**Your task:**
The whole listing below is to be copied exactly, with every picture left out.

**Data provided:**
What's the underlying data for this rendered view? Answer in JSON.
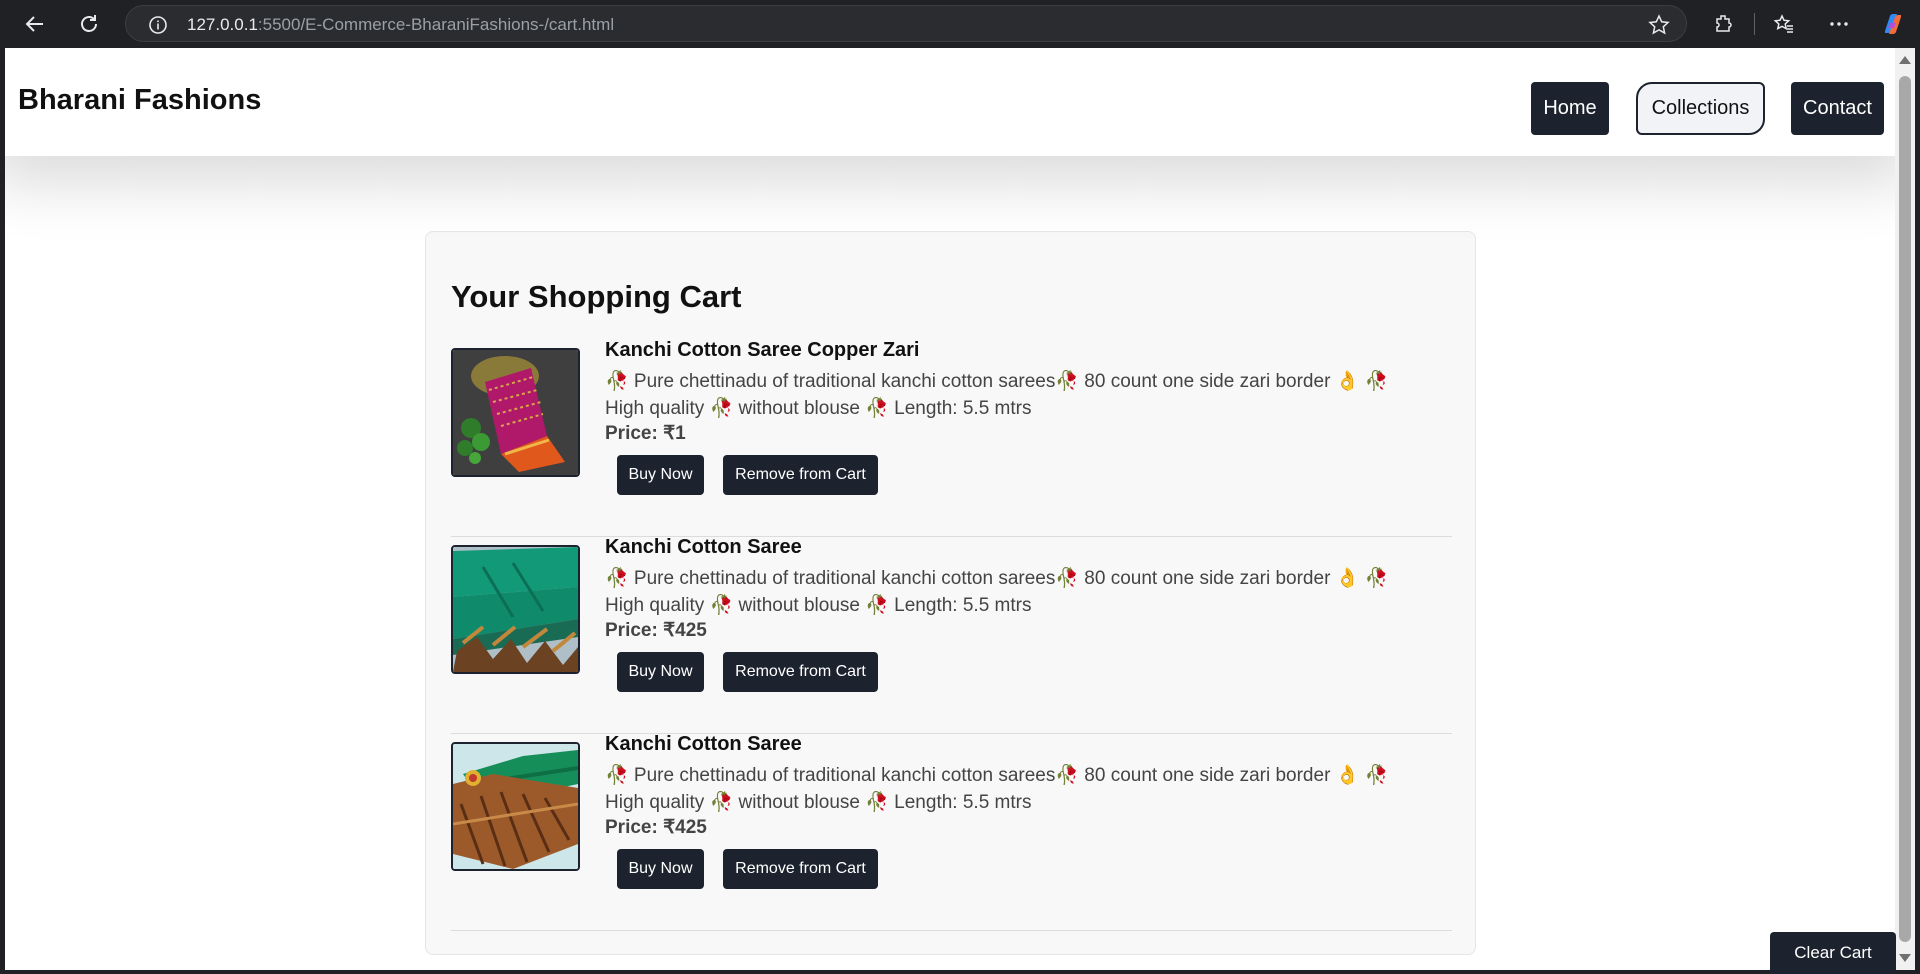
{
  "browser": {
    "url_host": "127.0.0.1",
    "url_path": ":5500/E-Commerce-BharaniFashions-/cart.html"
  },
  "header": {
    "brand": "Bharani Fashions",
    "nav": [
      "Home",
      "Collections",
      "Contact"
    ]
  },
  "cart": {
    "title": "Your Shopping Cart",
    "items": [
      {
        "name": "Kanchi Cotton Saree Copper Zari",
        "desc_line1": "🥀 Pure chettinadu of traditional kanchi cotton sarees🥀  80 count one side zari border  👌 🥀",
        "desc_line2": "High quality 🥀  without blouse  🥀 Length: 5.5 mtrs",
        "price": "Price: ₹1",
        "buy_label": "Buy Now",
        "remove_label": "Remove from Cart",
        "image": "pink-saree-image"
      },
      {
        "name": "Kanchi Cotton Saree",
        "desc_line1": "🥀 Pure chettinadu of traditional kanchi cotton sarees🥀  80 count one side zari border  👌 🥀",
        "desc_line2": "High quality 🥀  without blouse  🥀 Length: 5.5 mtrs",
        "price": "Price: ₹425",
        "buy_label": "Buy Now",
        "remove_label": "Remove from Cart",
        "image": "green-saree-image"
      },
      {
        "name": "Kanchi Cotton Saree",
        "desc_line1": "🥀 Pure chettinadu of traditional kanchi cotton sarees🥀  80 count one side zari border  👌 🥀",
        "desc_line2": "High quality 🥀  without blouse  🥀 Length: 5.5 mtrs",
        "price": "Price: ₹425",
        "buy_label": "Buy Now",
        "remove_label": "Remove from Cart",
        "image": "copper-saree-image"
      }
    ],
    "clear_label": "Clear Cart"
  },
  "colors": {
    "button_dark": "#1c222e",
    "chrome_bg": "#202124",
    "card_bg": "#f8f8f8"
  }
}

**Expected answer:**
What's the underlying data for this rendered view? Answer in JSON.
{
  "browser": {
    "url_host": "127.0.0.1",
    "url_path": ":5500/E-Commerce-BharaniFashions-/cart.html"
  },
  "header": {
    "brand": "Bharani Fashions",
    "nav": [
      "Home",
      "Collections",
      "Contact"
    ]
  },
  "cart": {
    "title": "Your Shopping Cart",
    "items": [
      {
        "name": "Kanchi Cotton Saree Copper Zari",
        "desc_line1": "🥀 Pure chettinadu of traditional kanchi cotton sarees🥀  80 count one side zari border  👌 🥀",
        "desc_line2": "High quality 🥀  without blouse  🥀 Length: 5.5 mtrs",
        "price": "Price: ₹1",
        "buy_label": "Buy Now",
        "remove_label": "Remove from Cart",
        "image": "pink-saree-image"
      },
      {
        "name": "Kanchi Cotton Saree",
        "desc_line1": "🥀 Pure chettinadu of traditional kanchi cotton sarees🥀  80 count one side zari border  👌 🥀",
        "desc_line2": "High quality 🥀  without blouse  🥀 Length: 5.5 mtrs",
        "price": "Price: ₹425",
        "buy_label": "Buy Now",
        "remove_label": "Remove from Cart",
        "image": "green-saree-image"
      },
      {
        "name": "Kanchi Cotton Saree",
        "desc_line1": "🥀 Pure chettinadu of traditional kanchi cotton sarees🥀  80 count one side zari border  👌 🥀",
        "desc_line2": "High quality 🥀  without blouse  🥀 Length: 5.5 mtrs",
        "price": "Price: ₹425",
        "buy_label": "Buy Now",
        "remove_label": "Remove from Cart",
        "image": "copper-saree-image"
      }
    ],
    "clear_label": "Clear Cart"
  },
  "colors": {
    "button_dark": "#1c222e",
    "chrome_bg": "#202124",
    "card_bg": "#f8f8f8"
  }
}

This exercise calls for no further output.